The growth mindset can help us as teachers to encourage development in our students. Feedback is a critical part. As stated in Seven Principles for Good Practice in Undergraduate Education “students need help in assessing existing knowledge and competence…Students need frequent opportunities to perform and receive suggestions for improvement. At various points during college, and at the end, students need chances to reflect on what they have learned, what they still need to know, and how to assess themselves” (Chickering and Gamson, 1987). Final scores on an exam or in a game means little if feedback is not provided to help students improve.
Effective feedback is timely and specific. It provides opportunities to learn what has been done well and areas where improvement is needed. Dr. Maryellen Weimer, provides ideas at http://www.facultyfocus.com/articles/teaching-professor-blog/giving-students-more-effective-feedback/. As you consider feedback you’re providing to students, her ideas can increase your impact and effectiveness in supporting students in their growth. In addition, how we talk with our students about improvement is important. Seehttps://www.mindsetworks.com/websitemedia/resources/growth-mindset-feedback-tool.pdffor ideas on statements that encourage learning.
Upcoming events THIS WEEK!
- The Well-being Community of Practice meets this Wednesday, September 27 from noon – 12:50 p.m. Our first meeting’s topic is Mind full or Mindful.Mindfulness is maintaining a moment-by-moment awareness of our thoughts, emotions, bodily sensations, and surrounding environment. Come learn how to experience a variety of mindfulness research-backed impacts, including reduction in stress, improvements in job satisfaction, emotional regulation, and focus. Randy Barker and Mimi Rappley-Larson will facilitate our learning and conversation.
- Lecture Capture is this Thursday, September 28 in Swenson Hall 2005 from noon – 12:50 p.m.. Lecture capture is a broad term that covers most any technology that allows instructors to record lecture course content in a classroom, studio, office or even using portable devices. The recorded lectures then can be made available digitally to students in a variety of formats to facilitate enhanced teaching and student learning opportunities that can happen outside the classroom. If you are considering using lecture capture to develop digital media for the development of a flipped classroom (course modules), supplemental instruction, hybrid courses, online courses or just to augment your in-class lectures this CETL Teaching with Technology Session on Lecture Capture is for you. Topics include: Using Office Mix, Kaltura CaptureSpace and managing video content within Learn@UW-Superior.

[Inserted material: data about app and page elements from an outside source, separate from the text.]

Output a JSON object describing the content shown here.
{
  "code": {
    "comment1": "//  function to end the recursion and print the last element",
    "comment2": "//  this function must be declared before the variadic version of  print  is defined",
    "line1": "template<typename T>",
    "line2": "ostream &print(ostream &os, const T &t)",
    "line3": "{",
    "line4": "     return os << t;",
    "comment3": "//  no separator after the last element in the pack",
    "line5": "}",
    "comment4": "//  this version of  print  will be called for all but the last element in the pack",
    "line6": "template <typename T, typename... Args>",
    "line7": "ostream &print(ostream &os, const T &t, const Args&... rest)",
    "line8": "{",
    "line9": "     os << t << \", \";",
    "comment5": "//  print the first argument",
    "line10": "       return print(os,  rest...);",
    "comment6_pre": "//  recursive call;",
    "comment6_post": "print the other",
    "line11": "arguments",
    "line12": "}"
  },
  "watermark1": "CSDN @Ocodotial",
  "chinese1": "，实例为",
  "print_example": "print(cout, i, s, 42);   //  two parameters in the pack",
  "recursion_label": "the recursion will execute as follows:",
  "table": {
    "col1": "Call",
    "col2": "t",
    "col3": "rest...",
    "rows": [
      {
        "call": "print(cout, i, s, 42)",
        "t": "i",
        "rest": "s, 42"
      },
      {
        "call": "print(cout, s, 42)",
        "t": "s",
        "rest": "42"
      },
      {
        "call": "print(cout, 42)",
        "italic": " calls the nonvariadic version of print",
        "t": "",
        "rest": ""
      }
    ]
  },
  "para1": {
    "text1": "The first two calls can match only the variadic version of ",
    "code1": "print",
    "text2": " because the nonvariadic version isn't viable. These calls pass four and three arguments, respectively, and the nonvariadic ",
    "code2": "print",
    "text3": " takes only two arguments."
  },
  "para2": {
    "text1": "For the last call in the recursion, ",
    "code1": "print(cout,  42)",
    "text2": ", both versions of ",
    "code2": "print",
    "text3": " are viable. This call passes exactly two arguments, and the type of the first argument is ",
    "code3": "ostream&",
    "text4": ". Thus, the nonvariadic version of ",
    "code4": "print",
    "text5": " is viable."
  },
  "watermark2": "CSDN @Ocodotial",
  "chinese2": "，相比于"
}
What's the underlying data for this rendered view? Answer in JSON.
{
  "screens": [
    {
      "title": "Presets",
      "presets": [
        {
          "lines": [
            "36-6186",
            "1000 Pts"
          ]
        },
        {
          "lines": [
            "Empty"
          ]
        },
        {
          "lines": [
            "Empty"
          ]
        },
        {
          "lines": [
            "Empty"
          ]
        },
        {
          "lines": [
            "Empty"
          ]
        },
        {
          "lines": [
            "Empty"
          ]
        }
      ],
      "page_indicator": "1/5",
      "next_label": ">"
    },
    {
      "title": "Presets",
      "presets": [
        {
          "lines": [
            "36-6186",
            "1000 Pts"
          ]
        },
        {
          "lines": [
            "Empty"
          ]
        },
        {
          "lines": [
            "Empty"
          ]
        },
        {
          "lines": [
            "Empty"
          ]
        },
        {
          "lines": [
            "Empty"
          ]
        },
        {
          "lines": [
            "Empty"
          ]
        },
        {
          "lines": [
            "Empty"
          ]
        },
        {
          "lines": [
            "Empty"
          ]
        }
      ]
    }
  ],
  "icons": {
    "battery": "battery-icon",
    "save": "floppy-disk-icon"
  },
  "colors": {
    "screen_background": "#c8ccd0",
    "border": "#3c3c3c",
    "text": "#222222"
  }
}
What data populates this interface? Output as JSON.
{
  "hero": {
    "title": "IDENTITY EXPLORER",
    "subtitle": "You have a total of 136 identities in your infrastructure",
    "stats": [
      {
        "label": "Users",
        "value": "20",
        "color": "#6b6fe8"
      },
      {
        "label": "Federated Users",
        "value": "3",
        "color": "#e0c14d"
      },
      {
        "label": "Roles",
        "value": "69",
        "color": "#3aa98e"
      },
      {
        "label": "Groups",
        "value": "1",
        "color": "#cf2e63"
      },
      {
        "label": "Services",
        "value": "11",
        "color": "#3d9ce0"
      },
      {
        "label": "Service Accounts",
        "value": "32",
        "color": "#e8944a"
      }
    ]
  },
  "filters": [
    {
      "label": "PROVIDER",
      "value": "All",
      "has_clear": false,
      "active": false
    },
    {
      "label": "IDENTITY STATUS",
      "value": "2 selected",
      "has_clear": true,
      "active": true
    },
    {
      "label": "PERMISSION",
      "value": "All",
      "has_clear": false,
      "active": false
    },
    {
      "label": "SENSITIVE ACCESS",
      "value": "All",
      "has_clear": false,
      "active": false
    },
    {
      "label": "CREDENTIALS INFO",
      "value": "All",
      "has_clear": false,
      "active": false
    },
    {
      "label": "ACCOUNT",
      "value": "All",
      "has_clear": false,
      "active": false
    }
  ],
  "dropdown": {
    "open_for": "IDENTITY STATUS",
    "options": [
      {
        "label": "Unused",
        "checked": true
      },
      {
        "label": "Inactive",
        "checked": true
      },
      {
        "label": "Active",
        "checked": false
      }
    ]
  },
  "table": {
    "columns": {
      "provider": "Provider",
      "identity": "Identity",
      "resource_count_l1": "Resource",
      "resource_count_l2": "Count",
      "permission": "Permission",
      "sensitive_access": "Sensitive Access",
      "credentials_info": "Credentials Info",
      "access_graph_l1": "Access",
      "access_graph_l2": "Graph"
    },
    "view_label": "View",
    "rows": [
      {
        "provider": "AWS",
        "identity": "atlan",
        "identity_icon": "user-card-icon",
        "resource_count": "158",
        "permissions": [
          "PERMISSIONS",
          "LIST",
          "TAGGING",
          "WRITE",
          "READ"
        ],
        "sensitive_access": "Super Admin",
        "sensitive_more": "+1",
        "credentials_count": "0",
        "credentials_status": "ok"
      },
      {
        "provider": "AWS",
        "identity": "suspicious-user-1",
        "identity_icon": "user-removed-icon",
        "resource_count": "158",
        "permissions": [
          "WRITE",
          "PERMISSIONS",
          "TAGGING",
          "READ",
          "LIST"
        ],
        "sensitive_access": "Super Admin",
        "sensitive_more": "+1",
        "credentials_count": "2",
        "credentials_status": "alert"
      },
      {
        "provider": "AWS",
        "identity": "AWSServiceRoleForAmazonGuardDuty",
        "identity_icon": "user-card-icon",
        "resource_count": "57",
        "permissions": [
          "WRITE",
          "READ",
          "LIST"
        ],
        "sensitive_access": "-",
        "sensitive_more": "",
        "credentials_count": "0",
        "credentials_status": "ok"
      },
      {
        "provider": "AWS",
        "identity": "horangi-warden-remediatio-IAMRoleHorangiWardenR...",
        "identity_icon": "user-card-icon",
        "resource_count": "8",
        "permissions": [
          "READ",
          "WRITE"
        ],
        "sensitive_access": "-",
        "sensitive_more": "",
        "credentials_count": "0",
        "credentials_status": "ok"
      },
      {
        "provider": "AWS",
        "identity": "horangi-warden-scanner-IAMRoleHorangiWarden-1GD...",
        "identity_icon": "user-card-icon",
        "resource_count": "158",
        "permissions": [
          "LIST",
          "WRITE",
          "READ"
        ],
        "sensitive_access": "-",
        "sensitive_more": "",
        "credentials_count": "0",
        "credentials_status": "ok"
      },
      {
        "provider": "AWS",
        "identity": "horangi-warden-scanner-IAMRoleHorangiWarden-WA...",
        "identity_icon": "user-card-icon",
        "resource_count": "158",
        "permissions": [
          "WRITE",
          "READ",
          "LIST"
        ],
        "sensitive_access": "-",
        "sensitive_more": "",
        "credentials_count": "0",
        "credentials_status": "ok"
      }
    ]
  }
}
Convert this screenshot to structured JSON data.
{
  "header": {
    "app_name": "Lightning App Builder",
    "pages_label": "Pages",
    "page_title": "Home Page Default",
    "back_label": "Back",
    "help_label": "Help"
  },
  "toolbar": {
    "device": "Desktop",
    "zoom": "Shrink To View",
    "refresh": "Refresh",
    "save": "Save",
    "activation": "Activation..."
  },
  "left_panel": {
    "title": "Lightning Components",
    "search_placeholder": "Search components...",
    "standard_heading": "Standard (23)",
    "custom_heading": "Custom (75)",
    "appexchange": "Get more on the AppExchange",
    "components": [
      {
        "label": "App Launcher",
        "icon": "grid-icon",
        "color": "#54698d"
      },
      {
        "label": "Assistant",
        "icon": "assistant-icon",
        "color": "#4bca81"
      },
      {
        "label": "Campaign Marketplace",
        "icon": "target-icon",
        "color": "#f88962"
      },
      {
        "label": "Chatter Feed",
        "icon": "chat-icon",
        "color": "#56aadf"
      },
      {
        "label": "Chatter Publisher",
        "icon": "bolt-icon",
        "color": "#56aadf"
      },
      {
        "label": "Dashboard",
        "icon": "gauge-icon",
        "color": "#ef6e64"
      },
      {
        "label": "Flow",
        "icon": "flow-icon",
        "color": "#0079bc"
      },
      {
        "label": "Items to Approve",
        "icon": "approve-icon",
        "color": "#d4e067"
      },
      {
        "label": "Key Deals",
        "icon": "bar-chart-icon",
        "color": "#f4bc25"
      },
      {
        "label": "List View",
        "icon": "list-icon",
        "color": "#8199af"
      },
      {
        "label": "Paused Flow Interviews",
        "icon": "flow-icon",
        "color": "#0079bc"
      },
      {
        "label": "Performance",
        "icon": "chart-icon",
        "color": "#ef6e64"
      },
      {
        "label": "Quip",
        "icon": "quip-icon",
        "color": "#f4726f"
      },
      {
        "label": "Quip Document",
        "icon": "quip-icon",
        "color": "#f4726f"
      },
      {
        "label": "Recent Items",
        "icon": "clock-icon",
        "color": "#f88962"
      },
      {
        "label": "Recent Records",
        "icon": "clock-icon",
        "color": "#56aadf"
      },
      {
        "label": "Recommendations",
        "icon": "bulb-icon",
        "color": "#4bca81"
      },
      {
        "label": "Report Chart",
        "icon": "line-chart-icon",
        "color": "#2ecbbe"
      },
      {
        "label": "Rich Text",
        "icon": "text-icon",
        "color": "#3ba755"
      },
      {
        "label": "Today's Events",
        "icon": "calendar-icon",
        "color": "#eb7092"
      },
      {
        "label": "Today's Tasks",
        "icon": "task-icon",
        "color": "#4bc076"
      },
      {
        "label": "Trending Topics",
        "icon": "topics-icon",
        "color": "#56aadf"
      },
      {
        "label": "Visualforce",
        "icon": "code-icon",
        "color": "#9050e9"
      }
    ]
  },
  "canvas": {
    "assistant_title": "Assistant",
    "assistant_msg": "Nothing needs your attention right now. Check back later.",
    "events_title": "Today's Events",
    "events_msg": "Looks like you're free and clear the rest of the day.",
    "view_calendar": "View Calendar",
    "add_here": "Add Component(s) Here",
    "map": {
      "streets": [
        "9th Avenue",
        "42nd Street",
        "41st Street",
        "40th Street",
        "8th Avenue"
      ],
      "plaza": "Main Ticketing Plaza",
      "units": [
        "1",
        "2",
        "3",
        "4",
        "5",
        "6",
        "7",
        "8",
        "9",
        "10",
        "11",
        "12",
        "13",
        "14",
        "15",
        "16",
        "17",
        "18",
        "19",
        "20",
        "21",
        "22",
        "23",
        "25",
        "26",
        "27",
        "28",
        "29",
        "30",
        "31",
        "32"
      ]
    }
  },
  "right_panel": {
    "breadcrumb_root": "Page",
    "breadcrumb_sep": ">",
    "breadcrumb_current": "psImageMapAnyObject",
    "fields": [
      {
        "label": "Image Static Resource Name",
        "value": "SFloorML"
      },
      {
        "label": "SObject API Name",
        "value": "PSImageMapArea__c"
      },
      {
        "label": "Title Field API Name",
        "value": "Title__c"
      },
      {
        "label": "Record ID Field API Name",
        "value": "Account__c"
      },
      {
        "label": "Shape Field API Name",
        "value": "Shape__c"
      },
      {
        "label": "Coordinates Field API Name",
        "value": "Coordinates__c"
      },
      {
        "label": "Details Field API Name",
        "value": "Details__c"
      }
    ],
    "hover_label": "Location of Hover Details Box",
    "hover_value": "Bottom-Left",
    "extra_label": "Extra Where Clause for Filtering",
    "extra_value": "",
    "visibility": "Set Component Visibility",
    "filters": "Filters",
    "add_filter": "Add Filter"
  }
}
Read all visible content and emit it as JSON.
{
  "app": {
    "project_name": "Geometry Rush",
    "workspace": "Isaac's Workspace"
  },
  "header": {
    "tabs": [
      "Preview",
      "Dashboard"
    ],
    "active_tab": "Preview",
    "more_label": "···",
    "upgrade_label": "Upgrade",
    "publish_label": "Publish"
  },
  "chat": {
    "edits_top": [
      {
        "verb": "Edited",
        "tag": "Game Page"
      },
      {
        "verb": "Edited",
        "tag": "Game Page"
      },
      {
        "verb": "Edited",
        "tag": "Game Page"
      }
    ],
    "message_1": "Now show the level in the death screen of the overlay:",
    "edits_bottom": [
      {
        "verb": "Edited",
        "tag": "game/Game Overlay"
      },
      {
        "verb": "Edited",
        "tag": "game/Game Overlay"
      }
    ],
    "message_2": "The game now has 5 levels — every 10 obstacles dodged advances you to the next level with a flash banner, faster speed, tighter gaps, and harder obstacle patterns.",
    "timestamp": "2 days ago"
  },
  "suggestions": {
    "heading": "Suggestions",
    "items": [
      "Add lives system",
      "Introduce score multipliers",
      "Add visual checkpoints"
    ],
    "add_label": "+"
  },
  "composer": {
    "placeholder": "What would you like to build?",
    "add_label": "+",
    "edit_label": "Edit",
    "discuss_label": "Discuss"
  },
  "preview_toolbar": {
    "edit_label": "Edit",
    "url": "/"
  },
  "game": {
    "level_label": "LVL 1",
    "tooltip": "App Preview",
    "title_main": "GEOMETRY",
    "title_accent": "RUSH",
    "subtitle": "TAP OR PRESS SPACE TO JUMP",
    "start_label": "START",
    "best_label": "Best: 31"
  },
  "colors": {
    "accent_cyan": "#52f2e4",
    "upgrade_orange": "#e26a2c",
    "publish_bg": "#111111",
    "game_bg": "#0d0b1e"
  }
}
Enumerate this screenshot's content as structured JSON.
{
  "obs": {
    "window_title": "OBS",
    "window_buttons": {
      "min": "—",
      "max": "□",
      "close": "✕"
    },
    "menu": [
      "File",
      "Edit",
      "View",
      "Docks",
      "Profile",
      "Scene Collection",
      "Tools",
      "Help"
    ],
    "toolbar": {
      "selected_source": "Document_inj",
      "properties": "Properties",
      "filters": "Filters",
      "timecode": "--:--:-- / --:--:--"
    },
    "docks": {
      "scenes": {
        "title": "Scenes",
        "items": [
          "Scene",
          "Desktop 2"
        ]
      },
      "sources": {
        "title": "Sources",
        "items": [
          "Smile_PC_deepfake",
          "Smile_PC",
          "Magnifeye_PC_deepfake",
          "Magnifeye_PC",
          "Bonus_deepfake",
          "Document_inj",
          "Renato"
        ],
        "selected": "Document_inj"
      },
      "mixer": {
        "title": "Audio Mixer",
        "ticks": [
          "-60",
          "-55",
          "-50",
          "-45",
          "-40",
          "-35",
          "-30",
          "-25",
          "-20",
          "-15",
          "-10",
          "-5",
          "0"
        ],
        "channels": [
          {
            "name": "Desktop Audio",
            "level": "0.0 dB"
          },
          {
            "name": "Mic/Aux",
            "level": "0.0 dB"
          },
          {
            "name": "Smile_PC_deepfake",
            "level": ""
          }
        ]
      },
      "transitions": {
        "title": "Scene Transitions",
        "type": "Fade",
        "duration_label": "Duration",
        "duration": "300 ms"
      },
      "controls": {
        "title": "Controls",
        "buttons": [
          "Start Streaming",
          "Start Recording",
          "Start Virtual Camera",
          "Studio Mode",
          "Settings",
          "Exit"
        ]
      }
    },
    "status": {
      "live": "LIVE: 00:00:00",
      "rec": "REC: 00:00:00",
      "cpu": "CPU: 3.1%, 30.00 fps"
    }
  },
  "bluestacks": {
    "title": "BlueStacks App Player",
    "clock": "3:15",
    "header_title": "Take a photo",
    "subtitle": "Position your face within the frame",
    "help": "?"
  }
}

- Faculty and staff interested in advancing undergraduate research, scholarly, and creative activity (URSCA) both in the classroom and beyond are invited to attend the first meeting of the URSCA Peer Network this Thursday, September 28 from noon – 12:50 p.m. in the CETL conference room. (This is the correct time – last week I goofed and put down 11:30 – 12:30.) This meeting will focus on sharing experiences and challenges, and participants will provide input to develop a list of topics for future meetings. Whether you are an experienced mentor or looking for tools and resources to get started, the Peer Network will have something to offer. For more information, please contact co-facilitators Julie O’Leary and Cheong Soon Gan. Please note: We needed to make some changes in the October and November meetings. The network will now meet on October 24 and November 16 (rather than October 16 and November 20).
Coming up next week:
Supporting Growth in Non-traditional Students with Monte Stewart and students from the Vets and Non-traditional Student Center is on Thursday, October 5 from 11:30 a.m. – 12:50 p.m. Come hear the perspectives of students and brainstorm ideas to address challenges in learning.
Please note that the Green Zone training on 9/27 has been postponed until November 7.